Stakeholders are consulted on all surveillance reviews except if the whole guideline will be updated and replaced. Because the original surveillance proposal was to not update the guideline, we consulted with stakeholders. However, following consultation the surveillance proposal was changed to a full update of the guideline.
Of the overall 8 stakeholders who commented, 4 did not agree with the decision to not update, 3 agreed and 1 did not answer.
Stakeholders commented that the use of MRI scanners for acute conditions needs to be justified with an evaluation of cost effectiveness. The surveillance review proposal for a full update will cover evidence in this area.
Stakeholders suggested that the World Health Organisation (WHO) 3-step pain ladder referenced in the recommendations is now obsolete and its use may be dangerous. It is suggested that the use of the WHO ladder is inappropriate in patients with MSCC as it was not designed for this population. Stakeholders also commented that recommendations on the use of non-steroidal anti-inflammatory drugs (NSAIDs) should contain notes of caution due to the risk of provoking acute kidney injury in multiple myeloma patients. There is also a potential caution in the use of NSAIDs without gastric protection especially in older patients.
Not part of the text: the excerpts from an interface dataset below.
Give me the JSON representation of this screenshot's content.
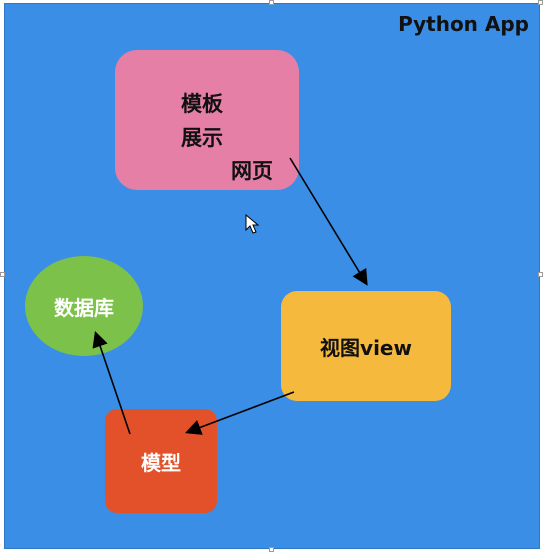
{
  "app_title": "Python App",
  "nodes": {
    "template": {
      "line1": "模板",
      "line2": "展示",
      "line3": "网页",
      "color": "#e57fa6"
    },
    "view": {
      "label": "视图view",
      "color": "#f5b93e"
    },
    "database": {
      "label": "数据库",
      "color": "#7cc14a"
    },
    "model": {
      "label": "模型",
      "color": "#e3512a"
    }
  },
  "background_color": "#3a8ee6",
  "edges": [
    {
      "from": "template",
      "to": "view"
    },
    {
      "from": "view",
      "to": "model"
    },
    {
      "from": "model",
      "to": "database"
    }
  ]
}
Stakeholders were concerned that the current recommendations do not adequately address the need for patients to be reviewed and intervention provided by pain medicine specialists or anaesthetists. A further concern identified is that recommendations to use escalating doses may lead to potentially toxic doses of opioids when prescribed by inexperienced clinicians.
Stakeholders also highlighted the ongoing study on the use of single compared to multifraction radiotherapy as a treatment option. This has the potential to change recommendations in this area and should be reviewed as part of the full update.
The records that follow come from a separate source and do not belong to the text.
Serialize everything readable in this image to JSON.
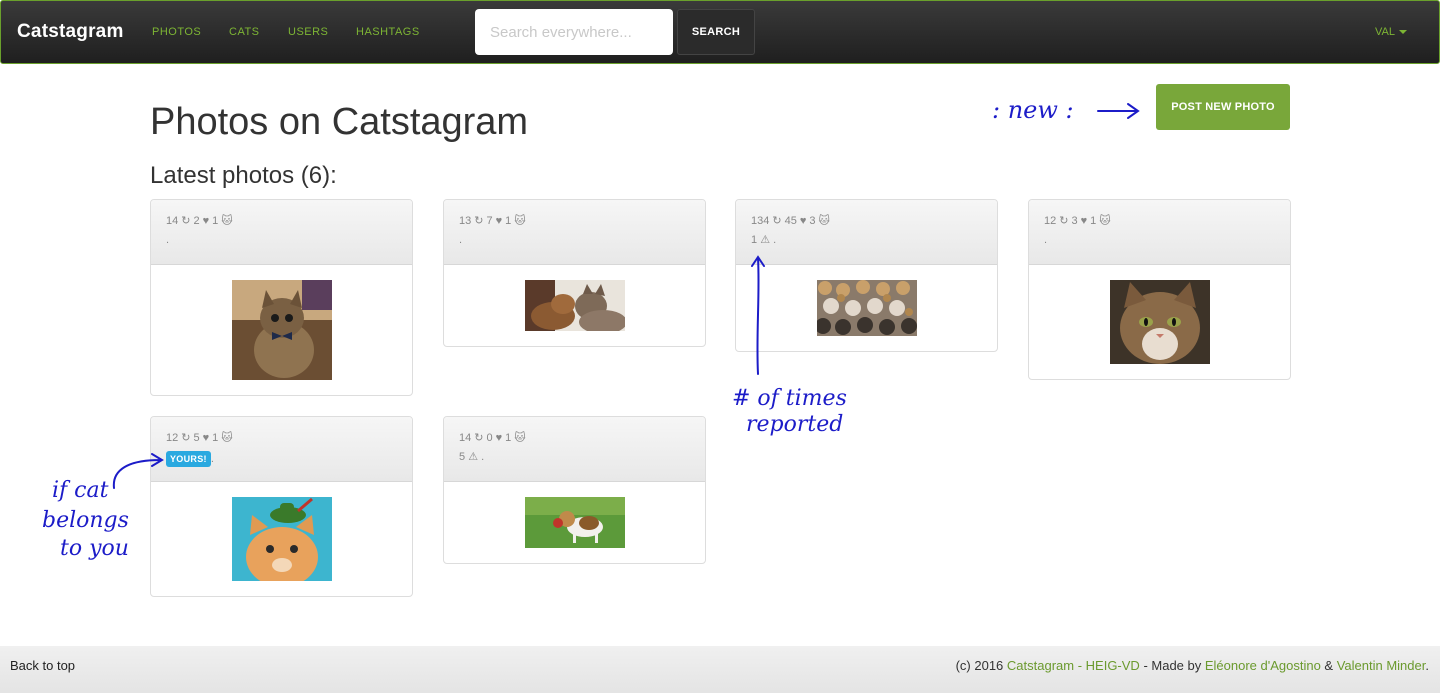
{
  "navbar": {
    "brand": "Catstagram",
    "links": [
      "PHOTOS",
      "CATS",
      "USERS",
      "HASHTAGS"
    ],
    "search_placeholder": "Search everywhere...",
    "search_button": "SEARCH",
    "user": "VAL"
  },
  "header": {
    "title": "Photos on Catstagram",
    "subtitle": "Latest photos (6):",
    "post_button": "POST NEW PHOTO"
  },
  "photos": [
    {
      "views": "14",
      "shares": "2",
      "likes": "1",
      "line2": ".",
      "image": "kitten-bowtie"
    },
    {
      "views": "13",
      "shares": "7",
      "likes": "1",
      "line2": ".",
      "image": "two-cats"
    },
    {
      "views": "134",
      "shares": "45",
      "likes": "3",
      "reports": "1",
      "line2": ".",
      "image": "cat-crowd"
    },
    {
      "views": "12",
      "shares": "3",
      "likes": "1",
      "line2": ".",
      "image": "tabby-portrait"
    },
    {
      "views": "12",
      "shares": "5",
      "likes": "1",
      "badge": "YOURS!",
      "line2": ".",
      "image": "cat-hat"
    },
    {
      "views": "14",
      "shares": "0",
      "likes": "1",
      "reports": "5",
      "line2": ".",
      "image": "beagle-puppy"
    }
  ],
  "icons": {
    "shares": "↻",
    "likes": "♥",
    "cat": "🐱",
    "report": "⚠"
  },
  "annotations": {
    "new": ": new :",
    "reported_1": "# of times",
    "reported_2": "reported",
    "yours_1": "if cat",
    "yours_2": "belongs",
    "yours_3": "to you"
  },
  "footer": {
    "back_to_top": "Back to top",
    "prefix": "(c) 2016 ",
    "site": "Catstagram - HEIG-VD",
    "made_by": " - Made by ",
    "author1": "Eléonore d'Agostino",
    "amp": " & ",
    "author2": "Valentin Minder",
    "end": "."
  },
  "colors": {
    "accent": "#79a73a",
    "badge": "#2aa9e0",
    "annotation": "#1c1cc8"
  }
}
Stakeholder comments suggested the need to review evidence on case selection for treatments. The suggestion was that age and other patient factors may be indicators of the effectiveness of surgery and radiotherapy (Amelot et al. 2017). The current recommendations on case selection may need to be updated to take into account the patient factors identified within the new evidence.
See appendix A for full details of stakeholders' comments and our responses.
See ensuring that published guidelines are current and accurate in developing NICE guidelines: the manual for more details on our consultation processes.
During surveillance of the guideline we identified the following point in the guideline that should be amended:
Update cross-references to the NICE guidelines in recommendation 18.104.22.168. They have both since been updated and replaced by NICE's guideline on pressure ulcers: prevention and management.
After considering all evidence and other intelligence and the impact on current recommendations, we decided that an update is necessary.
Consultant Clinical Adviser
This page was last updated: 07 February 2019